▶ Work instruction: Report each line from the entries in which "title" can be found.

[Web page and app entries]
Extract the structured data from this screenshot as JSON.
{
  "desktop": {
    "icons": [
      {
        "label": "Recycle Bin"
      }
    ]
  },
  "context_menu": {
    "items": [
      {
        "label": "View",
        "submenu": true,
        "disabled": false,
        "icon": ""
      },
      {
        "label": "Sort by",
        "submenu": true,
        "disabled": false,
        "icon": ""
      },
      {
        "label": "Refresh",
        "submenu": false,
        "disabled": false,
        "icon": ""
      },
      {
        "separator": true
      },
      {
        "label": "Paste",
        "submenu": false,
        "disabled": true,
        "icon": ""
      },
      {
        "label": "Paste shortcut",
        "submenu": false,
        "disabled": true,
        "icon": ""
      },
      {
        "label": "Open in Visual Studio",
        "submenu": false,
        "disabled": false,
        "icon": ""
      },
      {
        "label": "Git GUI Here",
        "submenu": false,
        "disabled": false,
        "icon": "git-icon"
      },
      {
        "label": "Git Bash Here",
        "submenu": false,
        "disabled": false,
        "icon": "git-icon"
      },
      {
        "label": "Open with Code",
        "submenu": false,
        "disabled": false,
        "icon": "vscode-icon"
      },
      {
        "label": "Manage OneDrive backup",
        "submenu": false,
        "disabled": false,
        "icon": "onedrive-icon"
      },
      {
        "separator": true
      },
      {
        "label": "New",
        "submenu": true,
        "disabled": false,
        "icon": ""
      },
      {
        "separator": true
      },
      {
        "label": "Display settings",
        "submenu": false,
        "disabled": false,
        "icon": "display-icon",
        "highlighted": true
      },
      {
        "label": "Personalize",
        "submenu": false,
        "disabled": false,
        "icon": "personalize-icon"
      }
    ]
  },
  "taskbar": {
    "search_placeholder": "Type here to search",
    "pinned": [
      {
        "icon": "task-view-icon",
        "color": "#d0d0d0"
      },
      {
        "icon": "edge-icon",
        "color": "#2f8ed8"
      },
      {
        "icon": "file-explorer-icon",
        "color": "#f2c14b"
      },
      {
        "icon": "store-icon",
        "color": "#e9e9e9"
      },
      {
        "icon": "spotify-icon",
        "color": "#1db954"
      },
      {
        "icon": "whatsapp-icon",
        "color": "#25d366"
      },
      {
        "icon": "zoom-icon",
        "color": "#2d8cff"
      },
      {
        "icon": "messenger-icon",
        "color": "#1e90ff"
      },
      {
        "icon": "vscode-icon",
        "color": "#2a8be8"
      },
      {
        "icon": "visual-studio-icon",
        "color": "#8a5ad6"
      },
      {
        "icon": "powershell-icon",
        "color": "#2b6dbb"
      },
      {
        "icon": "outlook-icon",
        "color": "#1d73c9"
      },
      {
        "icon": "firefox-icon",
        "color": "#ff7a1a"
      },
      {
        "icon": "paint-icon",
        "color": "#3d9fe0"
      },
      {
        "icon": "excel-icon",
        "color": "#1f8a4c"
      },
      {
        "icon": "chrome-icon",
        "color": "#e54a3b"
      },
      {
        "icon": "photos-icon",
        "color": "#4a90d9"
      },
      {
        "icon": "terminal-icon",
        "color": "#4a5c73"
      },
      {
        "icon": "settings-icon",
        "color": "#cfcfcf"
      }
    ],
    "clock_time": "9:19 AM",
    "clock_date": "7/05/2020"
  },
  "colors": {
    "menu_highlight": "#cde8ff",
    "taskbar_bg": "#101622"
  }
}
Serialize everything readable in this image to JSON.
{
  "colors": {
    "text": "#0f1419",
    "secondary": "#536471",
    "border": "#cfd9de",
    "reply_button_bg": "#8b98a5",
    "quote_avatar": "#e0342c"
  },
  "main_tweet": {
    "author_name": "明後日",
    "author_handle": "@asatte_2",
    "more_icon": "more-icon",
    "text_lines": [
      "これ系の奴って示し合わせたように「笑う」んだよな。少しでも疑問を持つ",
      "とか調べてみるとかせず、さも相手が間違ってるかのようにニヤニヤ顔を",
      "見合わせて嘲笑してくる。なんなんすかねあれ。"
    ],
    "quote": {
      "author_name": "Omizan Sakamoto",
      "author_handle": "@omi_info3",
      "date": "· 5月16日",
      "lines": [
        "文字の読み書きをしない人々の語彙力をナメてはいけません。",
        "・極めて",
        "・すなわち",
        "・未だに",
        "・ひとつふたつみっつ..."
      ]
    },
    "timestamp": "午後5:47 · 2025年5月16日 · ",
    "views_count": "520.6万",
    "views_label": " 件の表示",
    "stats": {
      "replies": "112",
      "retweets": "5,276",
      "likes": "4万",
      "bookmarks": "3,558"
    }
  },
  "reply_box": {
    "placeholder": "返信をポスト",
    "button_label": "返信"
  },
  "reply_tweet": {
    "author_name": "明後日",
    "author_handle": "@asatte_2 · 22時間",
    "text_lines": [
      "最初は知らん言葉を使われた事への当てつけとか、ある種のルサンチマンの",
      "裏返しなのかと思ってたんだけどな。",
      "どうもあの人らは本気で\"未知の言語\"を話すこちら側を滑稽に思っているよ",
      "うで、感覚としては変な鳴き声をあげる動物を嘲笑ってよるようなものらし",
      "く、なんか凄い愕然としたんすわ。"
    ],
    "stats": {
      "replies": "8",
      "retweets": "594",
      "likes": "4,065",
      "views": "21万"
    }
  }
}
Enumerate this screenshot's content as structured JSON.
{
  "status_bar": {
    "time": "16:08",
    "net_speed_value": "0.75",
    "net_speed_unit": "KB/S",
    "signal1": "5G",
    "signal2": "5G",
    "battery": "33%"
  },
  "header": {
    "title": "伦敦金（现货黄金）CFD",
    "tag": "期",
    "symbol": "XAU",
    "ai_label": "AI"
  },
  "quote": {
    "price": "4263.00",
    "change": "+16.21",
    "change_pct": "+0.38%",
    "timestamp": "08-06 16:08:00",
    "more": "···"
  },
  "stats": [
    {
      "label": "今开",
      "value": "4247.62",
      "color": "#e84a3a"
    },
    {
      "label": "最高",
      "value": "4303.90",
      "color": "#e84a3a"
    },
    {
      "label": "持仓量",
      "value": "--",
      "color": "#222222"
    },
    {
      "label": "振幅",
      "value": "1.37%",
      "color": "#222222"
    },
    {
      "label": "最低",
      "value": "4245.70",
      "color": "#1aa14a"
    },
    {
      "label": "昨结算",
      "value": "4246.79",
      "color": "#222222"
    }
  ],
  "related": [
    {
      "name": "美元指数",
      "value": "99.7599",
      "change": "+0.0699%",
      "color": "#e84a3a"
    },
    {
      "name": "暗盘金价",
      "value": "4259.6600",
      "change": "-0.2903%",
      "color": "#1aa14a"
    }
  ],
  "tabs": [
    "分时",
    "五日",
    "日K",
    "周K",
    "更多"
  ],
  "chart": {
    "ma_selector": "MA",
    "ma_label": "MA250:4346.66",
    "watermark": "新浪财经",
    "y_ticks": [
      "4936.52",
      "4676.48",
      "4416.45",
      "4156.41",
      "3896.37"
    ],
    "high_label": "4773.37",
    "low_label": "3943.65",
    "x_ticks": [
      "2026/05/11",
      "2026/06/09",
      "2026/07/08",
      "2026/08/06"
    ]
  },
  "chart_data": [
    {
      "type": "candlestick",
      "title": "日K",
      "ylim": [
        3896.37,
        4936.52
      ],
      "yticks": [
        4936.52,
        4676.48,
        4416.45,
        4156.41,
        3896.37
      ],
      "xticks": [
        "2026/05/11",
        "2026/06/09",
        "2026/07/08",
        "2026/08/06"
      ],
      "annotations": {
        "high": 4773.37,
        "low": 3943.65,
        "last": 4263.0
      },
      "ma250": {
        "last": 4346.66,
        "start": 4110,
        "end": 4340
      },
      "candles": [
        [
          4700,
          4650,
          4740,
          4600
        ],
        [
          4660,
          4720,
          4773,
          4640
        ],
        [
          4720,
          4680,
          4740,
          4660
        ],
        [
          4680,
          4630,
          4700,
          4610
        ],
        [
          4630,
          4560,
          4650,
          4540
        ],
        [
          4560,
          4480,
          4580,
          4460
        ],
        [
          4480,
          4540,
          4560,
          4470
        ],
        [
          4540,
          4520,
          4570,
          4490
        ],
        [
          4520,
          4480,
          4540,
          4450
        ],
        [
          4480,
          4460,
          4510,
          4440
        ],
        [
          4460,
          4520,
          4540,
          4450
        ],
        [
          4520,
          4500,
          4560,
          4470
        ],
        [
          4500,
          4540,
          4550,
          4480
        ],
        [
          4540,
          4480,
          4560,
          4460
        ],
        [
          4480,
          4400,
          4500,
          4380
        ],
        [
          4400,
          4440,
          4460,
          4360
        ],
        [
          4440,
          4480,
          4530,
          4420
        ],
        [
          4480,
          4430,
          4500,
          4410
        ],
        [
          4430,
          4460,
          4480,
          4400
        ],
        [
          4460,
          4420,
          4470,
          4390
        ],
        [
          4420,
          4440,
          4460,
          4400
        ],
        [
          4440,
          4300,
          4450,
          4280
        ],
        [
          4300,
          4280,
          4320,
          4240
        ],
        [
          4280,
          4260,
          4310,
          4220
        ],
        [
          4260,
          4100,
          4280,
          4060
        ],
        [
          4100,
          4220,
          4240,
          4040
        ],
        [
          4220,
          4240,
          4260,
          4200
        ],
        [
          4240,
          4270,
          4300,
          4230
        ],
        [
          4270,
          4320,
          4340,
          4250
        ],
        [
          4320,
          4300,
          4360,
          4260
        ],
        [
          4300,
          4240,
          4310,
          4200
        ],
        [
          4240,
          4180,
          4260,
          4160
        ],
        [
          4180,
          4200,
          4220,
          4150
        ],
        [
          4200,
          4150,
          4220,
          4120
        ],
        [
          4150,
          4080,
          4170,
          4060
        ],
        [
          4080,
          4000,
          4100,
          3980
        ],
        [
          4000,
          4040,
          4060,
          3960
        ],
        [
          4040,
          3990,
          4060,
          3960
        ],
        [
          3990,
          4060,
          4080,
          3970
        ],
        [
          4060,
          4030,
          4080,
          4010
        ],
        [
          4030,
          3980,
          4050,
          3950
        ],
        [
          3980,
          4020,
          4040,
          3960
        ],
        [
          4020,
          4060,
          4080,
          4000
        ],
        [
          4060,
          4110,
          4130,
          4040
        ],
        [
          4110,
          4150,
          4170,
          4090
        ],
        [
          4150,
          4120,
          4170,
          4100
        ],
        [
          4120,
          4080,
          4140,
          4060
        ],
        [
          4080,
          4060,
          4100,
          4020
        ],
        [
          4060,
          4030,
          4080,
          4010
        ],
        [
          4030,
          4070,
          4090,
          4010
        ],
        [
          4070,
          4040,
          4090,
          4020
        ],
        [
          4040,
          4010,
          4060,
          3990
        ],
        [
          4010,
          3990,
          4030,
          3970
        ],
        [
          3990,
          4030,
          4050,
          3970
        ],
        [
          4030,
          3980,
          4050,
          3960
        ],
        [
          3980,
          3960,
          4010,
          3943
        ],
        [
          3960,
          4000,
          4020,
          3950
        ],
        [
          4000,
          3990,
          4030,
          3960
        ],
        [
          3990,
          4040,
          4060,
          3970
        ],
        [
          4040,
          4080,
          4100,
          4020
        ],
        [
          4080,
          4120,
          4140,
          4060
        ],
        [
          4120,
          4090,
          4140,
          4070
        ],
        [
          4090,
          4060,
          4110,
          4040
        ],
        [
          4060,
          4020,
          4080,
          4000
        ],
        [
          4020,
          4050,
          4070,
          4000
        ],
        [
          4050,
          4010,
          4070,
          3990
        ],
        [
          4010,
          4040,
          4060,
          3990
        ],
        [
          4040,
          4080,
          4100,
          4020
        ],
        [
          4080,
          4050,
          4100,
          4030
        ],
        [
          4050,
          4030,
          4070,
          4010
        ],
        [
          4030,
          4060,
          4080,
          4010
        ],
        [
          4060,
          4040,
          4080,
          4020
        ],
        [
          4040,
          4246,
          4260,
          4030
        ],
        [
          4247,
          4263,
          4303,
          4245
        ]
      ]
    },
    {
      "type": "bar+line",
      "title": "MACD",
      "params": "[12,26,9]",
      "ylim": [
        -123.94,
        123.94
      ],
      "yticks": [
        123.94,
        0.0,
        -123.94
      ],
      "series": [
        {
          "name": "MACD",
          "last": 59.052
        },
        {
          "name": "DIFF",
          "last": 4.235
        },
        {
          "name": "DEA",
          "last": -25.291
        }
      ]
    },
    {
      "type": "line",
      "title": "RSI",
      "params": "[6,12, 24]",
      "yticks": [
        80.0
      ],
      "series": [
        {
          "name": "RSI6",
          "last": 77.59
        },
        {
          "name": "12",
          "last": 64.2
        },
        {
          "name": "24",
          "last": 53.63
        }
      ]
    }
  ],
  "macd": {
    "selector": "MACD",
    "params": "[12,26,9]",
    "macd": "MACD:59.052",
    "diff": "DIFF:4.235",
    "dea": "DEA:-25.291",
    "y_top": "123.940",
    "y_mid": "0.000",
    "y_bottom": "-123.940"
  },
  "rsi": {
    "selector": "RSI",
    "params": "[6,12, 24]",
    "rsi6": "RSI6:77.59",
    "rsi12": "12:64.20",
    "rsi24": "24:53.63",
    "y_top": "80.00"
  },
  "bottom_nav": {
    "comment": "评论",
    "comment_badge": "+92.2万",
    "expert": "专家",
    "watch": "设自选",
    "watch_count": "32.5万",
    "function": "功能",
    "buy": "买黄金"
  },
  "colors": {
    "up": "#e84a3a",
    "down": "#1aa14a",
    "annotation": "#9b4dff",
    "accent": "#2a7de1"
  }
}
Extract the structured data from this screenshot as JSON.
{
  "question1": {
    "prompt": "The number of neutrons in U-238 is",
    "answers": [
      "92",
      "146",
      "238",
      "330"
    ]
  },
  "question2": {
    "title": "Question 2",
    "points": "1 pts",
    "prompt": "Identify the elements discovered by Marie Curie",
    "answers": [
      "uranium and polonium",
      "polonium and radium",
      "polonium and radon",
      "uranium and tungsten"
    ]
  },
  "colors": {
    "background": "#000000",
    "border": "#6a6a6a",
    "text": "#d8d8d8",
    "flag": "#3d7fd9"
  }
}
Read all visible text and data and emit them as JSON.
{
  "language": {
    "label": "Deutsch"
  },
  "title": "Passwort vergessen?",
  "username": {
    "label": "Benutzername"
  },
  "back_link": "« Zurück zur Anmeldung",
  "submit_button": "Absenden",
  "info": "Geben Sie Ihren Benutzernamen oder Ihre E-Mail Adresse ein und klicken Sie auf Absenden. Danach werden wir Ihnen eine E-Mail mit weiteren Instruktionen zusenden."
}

▶ Output below:
    "title": "伦敦金（现货黄金）CFD",
      "title": "日K",
      "title": "MACD",
      "title": "RSI",
    "title": "Question 2",
  "title": "Passwort vergessen?",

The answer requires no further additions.